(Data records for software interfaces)
* * *

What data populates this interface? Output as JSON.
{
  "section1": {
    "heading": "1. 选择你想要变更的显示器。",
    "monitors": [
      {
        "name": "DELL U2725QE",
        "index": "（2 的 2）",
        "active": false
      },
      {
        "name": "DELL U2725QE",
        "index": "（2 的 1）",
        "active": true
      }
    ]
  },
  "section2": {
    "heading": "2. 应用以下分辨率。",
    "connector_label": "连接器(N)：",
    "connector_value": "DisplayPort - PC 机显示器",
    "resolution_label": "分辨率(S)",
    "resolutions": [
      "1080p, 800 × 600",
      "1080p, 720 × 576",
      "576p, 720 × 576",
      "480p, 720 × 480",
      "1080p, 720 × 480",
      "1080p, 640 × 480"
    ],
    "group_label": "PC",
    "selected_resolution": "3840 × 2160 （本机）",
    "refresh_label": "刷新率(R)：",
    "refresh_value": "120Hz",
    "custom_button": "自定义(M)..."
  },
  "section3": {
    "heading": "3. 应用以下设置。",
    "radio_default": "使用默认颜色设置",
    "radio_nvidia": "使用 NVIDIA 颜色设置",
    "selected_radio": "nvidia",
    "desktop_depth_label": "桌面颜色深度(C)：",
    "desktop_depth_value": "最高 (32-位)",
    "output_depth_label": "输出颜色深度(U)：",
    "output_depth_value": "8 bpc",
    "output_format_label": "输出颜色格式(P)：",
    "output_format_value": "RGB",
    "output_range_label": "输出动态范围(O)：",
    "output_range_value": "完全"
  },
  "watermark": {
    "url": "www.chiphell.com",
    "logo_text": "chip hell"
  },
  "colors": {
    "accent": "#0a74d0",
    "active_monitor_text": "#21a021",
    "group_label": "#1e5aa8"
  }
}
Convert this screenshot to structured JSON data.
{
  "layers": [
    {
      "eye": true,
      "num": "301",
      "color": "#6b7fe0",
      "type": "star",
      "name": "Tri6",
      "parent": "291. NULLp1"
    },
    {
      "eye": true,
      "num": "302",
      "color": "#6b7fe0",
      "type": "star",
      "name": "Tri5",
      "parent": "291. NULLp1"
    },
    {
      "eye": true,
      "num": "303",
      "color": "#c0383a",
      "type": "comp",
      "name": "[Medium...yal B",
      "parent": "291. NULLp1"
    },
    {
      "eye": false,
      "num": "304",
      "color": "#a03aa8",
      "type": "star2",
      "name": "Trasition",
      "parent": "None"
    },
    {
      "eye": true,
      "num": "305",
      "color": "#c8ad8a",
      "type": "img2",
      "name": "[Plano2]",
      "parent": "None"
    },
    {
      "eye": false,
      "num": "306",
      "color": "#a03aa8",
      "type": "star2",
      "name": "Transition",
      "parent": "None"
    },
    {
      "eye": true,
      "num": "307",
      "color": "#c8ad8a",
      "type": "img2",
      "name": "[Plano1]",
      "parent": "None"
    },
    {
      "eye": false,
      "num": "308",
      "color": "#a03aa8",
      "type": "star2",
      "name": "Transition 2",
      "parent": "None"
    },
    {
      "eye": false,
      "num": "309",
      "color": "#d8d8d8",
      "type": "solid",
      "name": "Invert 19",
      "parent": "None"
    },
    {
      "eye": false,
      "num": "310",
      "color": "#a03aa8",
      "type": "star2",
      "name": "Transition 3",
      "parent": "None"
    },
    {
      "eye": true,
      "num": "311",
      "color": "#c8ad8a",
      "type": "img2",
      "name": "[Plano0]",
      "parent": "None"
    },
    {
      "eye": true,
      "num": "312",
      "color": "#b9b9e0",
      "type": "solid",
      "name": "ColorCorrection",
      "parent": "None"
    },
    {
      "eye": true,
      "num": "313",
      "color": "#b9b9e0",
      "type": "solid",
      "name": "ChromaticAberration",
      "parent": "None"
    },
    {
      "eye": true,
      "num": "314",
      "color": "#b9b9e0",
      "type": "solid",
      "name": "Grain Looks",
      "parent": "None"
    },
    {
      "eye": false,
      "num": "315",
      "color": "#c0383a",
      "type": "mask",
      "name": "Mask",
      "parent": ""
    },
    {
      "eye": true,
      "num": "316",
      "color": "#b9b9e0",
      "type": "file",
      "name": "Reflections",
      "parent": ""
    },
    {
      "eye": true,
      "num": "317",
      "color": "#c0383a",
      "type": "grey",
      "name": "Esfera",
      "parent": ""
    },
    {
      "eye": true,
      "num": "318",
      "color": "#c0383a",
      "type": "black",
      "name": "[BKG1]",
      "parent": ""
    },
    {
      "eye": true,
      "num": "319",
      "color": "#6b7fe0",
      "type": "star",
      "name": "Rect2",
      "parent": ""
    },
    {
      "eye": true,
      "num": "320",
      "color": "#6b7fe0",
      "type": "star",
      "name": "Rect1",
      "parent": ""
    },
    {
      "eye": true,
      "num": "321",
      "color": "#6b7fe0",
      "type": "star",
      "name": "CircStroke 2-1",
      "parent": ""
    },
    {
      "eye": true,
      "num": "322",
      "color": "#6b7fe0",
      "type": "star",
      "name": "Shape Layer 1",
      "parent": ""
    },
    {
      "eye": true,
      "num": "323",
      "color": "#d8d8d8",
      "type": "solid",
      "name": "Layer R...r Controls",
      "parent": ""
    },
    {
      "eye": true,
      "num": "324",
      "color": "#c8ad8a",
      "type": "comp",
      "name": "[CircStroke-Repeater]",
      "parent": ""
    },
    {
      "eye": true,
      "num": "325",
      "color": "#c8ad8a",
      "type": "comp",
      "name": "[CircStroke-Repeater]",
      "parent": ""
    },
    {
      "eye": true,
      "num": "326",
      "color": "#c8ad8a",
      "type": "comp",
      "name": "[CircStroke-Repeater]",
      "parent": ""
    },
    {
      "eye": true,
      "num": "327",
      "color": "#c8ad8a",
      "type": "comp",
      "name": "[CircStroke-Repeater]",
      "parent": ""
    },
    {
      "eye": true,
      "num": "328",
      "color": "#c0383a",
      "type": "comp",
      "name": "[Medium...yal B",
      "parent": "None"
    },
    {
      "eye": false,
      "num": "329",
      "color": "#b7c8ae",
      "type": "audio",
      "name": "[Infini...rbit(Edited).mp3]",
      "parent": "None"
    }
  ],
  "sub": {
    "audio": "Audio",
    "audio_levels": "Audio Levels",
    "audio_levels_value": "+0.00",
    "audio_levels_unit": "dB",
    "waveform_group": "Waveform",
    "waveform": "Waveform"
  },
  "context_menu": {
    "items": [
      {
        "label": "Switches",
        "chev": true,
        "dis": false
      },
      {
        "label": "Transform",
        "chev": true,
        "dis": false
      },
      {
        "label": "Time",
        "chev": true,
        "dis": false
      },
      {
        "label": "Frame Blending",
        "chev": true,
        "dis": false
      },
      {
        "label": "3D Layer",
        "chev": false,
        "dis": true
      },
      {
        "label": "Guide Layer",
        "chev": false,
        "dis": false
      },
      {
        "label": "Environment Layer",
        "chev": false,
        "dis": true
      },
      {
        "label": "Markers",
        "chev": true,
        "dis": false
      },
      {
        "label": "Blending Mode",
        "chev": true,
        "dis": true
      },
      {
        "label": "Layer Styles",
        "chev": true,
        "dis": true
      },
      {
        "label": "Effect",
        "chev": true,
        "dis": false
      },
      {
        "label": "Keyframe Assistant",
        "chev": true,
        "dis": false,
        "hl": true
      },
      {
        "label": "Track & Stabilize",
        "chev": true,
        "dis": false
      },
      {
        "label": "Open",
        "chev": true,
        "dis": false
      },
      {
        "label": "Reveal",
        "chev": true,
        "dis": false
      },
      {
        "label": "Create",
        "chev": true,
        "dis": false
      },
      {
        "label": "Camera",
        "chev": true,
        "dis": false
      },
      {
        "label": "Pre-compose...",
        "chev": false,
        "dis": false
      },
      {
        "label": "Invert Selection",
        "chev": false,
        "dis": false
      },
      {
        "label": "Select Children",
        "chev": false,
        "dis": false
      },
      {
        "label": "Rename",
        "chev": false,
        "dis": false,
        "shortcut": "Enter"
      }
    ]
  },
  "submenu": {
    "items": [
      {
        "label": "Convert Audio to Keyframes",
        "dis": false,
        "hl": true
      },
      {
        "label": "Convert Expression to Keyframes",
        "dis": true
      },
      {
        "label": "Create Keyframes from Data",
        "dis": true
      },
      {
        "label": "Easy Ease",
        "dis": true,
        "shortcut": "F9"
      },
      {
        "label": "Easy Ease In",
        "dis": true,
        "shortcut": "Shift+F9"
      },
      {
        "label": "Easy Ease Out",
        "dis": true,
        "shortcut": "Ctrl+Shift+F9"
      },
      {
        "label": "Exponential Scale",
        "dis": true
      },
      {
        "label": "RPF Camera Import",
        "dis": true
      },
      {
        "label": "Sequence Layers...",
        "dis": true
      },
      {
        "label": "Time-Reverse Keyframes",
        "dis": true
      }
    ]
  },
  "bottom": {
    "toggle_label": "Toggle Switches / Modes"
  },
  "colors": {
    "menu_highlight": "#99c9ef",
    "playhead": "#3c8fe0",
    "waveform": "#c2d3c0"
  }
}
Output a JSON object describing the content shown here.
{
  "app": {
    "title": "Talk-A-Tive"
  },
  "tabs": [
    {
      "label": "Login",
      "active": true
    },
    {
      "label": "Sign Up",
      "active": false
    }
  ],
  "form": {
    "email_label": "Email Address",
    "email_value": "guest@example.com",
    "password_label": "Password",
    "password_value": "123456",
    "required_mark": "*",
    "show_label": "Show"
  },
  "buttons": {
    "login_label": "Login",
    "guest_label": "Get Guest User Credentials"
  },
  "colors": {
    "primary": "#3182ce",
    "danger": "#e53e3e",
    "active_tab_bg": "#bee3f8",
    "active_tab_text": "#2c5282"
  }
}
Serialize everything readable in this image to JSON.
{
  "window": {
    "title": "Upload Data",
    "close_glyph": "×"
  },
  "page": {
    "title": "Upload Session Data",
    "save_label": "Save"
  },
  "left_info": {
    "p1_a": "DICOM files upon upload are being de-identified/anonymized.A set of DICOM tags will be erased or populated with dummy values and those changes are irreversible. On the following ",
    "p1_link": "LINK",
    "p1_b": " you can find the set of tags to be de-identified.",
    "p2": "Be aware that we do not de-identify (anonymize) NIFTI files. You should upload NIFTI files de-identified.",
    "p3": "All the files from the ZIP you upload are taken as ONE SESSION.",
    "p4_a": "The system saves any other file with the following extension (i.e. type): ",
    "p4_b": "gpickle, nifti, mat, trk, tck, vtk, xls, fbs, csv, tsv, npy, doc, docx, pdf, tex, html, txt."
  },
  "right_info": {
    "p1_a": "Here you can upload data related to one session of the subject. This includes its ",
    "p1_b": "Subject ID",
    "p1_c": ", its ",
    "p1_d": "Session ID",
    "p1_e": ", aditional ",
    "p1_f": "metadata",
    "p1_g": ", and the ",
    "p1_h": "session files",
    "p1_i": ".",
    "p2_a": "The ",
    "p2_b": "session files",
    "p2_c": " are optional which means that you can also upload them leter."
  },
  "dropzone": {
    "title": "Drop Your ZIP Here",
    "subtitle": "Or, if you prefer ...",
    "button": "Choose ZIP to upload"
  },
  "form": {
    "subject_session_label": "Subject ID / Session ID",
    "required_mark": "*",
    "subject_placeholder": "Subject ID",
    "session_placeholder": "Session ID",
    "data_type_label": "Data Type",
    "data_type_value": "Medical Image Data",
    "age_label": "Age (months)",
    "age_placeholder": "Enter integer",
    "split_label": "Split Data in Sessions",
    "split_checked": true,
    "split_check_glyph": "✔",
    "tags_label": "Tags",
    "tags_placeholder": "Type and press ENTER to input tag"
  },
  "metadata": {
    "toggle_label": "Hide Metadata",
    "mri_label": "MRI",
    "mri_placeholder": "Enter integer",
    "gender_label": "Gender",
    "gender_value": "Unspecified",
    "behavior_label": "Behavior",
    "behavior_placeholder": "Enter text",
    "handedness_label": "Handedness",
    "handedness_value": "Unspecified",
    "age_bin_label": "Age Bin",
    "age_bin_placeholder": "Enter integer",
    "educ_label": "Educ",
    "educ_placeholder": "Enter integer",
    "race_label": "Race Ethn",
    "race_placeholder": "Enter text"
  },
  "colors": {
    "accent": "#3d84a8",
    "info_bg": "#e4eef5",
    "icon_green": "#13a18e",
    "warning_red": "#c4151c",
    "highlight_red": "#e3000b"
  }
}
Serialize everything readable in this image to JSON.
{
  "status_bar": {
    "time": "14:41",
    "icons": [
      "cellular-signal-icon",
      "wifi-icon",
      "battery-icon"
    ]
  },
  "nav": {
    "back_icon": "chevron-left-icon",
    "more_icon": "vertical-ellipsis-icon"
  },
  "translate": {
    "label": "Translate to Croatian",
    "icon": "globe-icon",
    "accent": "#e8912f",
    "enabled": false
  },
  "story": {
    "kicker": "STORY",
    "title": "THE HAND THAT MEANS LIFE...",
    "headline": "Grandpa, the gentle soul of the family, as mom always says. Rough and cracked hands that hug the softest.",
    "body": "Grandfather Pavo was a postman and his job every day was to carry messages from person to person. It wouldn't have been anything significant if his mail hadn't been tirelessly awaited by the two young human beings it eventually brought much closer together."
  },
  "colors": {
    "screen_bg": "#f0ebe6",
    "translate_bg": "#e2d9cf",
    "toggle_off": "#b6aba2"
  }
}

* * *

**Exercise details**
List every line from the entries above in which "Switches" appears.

**Answer to the exercise**
        "label": "Switches",
    "toggle_label": "Toggle Switches / Modes"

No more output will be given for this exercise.